» **DESCRIPTION OF THE TASK**
The response must contain all of the entries, each one repeated exactly.

» **DATA SHOWN**
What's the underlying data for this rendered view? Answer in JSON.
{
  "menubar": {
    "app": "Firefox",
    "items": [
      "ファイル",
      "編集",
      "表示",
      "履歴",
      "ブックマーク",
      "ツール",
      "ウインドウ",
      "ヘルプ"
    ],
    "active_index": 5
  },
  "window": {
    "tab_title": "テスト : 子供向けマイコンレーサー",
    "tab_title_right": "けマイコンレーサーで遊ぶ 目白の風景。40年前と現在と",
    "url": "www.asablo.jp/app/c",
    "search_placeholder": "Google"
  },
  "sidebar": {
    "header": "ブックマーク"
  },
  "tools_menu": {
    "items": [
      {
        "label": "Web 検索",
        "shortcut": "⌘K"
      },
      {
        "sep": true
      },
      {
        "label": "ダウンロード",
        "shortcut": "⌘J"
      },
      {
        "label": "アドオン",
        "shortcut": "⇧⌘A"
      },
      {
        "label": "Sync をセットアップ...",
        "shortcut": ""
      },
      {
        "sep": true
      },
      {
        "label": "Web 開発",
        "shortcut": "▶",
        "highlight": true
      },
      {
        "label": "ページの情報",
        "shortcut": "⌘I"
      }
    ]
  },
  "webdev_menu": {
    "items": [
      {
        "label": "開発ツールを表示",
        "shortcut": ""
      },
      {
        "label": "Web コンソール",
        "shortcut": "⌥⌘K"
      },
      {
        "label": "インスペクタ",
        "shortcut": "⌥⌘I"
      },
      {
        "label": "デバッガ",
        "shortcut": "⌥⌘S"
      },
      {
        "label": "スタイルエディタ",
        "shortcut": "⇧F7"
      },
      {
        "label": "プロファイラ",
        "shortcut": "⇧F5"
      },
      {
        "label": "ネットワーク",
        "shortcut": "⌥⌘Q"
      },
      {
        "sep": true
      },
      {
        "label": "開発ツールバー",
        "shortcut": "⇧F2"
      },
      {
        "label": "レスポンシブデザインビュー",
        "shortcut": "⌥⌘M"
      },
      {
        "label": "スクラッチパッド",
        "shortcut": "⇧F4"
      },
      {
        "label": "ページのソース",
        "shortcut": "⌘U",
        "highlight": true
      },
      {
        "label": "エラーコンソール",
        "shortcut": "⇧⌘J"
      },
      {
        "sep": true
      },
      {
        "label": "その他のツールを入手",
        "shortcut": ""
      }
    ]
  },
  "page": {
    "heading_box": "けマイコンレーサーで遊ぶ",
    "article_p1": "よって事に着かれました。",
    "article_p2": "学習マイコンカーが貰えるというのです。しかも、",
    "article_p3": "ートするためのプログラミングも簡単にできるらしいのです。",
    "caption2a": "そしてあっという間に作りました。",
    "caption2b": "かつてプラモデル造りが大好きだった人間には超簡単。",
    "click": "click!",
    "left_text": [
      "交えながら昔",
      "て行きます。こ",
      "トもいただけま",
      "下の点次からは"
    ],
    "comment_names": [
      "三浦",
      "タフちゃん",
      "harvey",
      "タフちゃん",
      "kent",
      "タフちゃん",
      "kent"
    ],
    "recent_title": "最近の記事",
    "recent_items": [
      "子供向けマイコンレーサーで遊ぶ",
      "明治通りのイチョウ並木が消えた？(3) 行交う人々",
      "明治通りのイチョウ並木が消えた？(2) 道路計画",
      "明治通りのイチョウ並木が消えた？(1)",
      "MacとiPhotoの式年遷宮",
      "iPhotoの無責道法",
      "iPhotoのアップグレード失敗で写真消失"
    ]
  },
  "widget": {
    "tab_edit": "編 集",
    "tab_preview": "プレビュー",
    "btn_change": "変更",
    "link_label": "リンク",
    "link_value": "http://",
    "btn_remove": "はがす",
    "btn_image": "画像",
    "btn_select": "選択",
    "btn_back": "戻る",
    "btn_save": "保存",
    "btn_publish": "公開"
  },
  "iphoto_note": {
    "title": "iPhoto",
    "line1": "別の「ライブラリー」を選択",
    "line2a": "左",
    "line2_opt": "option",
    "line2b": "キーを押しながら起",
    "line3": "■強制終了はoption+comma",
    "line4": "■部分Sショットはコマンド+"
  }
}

» **WRITTEN ANSWER**
What's the underlying data for this rendered view? Answer in JSON.
{
  "menubar": {
    "app": "Firefox",
    "items": [
      "ファイル",
      "編集",
      "表示",
      "履歴",
      "ブックマーク",
      "ツール",
      "ウインドウ",
      "ヘルプ"
    ],
    "active_index": 5
  },
  "window": {
    "tab_title": "テスト : 子供向けマイコンレーサー",
    "tab_title_right": "けマイコンレーサーで遊ぶ 目白の風景。40年前と現在と",
    "url": "www.asablo.jp/app/c",
    "search_placeholder": "Google"
  },
  "sidebar": {
    "header": "ブックマーク"
  },
  "tools_menu": {
    "items": [
      {
        "label": "Web 検索",
        "shortcut": "⌘K"
      },
      {
        "sep": true
      },
      {
        "label": "ダウンロード",
        "shortcut": "⌘J"
      },
      {
        "label": "アドオン",
        "shortcut": "⇧⌘A"
      },
      {
        "label": "Sync をセットアップ...",
        "shortcut": ""
      },
      {
        "sep": true
      },
      {
        "label": "Web 開発",
        "shortcut": "▶",
        "highlight": true
      },
      {
        "label": "ページの情報",
        "shortcut": "⌘I"
      }
    ]
  },
  "webdev_menu": {
    "items": [
      {
        "label": "開発ツールを表示",
        "shortcut": ""
      },
      {
        "label": "Web コンソール",
        "shortcut": "⌥⌘K"
      },
      {
        "label": "インスペクタ",
        "shortcut": "⌥⌘I"
      },
      {
        "label": "デバッガ",
        "shortcut": "⌥⌘S"
      },
      {
        "label": "スタイルエディタ",
        "shortcut": "⇧F7"
      },
      {
        "label": "プロファイラ",
        "shortcut": "⇧F5"
      },
      {
        "label": "ネットワーク",
        "shortcut": "⌥⌘Q"
      },
      {
        "sep": true
      },
      {
        "label": "開発ツールバー",
        "shortcut": "⇧F2"
      },
      {
        "label": "レスポンシブデザインビュー",
        "shortcut": "⌥⌘M"
      },
      {
        "label": "スクラッチパッド",
        "shortcut": "⇧F4"
      },
      {
        "label": "ページのソース",
        "shortcut": "⌘U",
        "highlight": true
      },
      {
        "label": "エラーコンソール",
        "shortcut": "⇧⌘J"
      },
      {
        "sep": true
      },
      {
        "label": "その他のツールを入手",
        "shortcut": ""
      }
    ]
  },
  "page": {
    "heading_box": "けマイコンレーサーで遊ぶ",
    "article_p1": "よって事に着かれました。",
    "article_p2": "学習マイコンカーが貰えるというのです。しかも、",
    "article_p3": "ートするためのプログラミングも簡単にできるらしいのです。",
    "caption2a": "そしてあっという間に作りました。",
    "caption2b": "かつてプラモデル造りが大好きだった人間には超簡単。",
    "click": "click!",
    "left_text": [
      "交えながら昔",
      "て行きます。こ",
      "トもいただけま",
      "下の点次からは"
    ],
    "comment_names": [
      "三浦",
      "タフちゃん",
      "harvey",
      "タフちゃん",
      "kent",
      "タフちゃん",
      "kent"
    ],
    "recent_title": "最近の記事",
    "recent_items": [
      "子供向けマイコンレーサーで遊ぶ",
      "明治通りのイチョウ並木が消えた？(3) 行交う人々",
      "明治通りのイチョウ並木が消えた？(2) 道路計画",
      "明治通りのイチョウ並木が消えた？(1)",
      "MacとiPhotoの式年遷宮",
      "iPhotoの無責道法",
      "iPhotoのアップグレード失敗で写真消失"
    ]
  },
  "widget": {
    "tab_edit": "編 集",
    "tab_preview": "プレビュー",
    "btn_change": "変更",
    "link_label": "リンク",
    "link_value": "http://",
    "btn_remove": "はがす",
    "btn_image": "画像",
    "btn_select": "選択",
    "btn_back": "戻る",
    "btn_save": "保存",
    "btn_publish": "公開"
  },
  "iphoto_note": {
    "title": "iPhoto",
    "line1": "別の「ライブラリー」を選択",
    "line2a": "左",
    "line2_opt": "option",
    "line2b": "キーを押しながら起",
    "line3": "■強制終了はoption+comma",
    "line4": "■部分Sショットはコマンド+"
  }
}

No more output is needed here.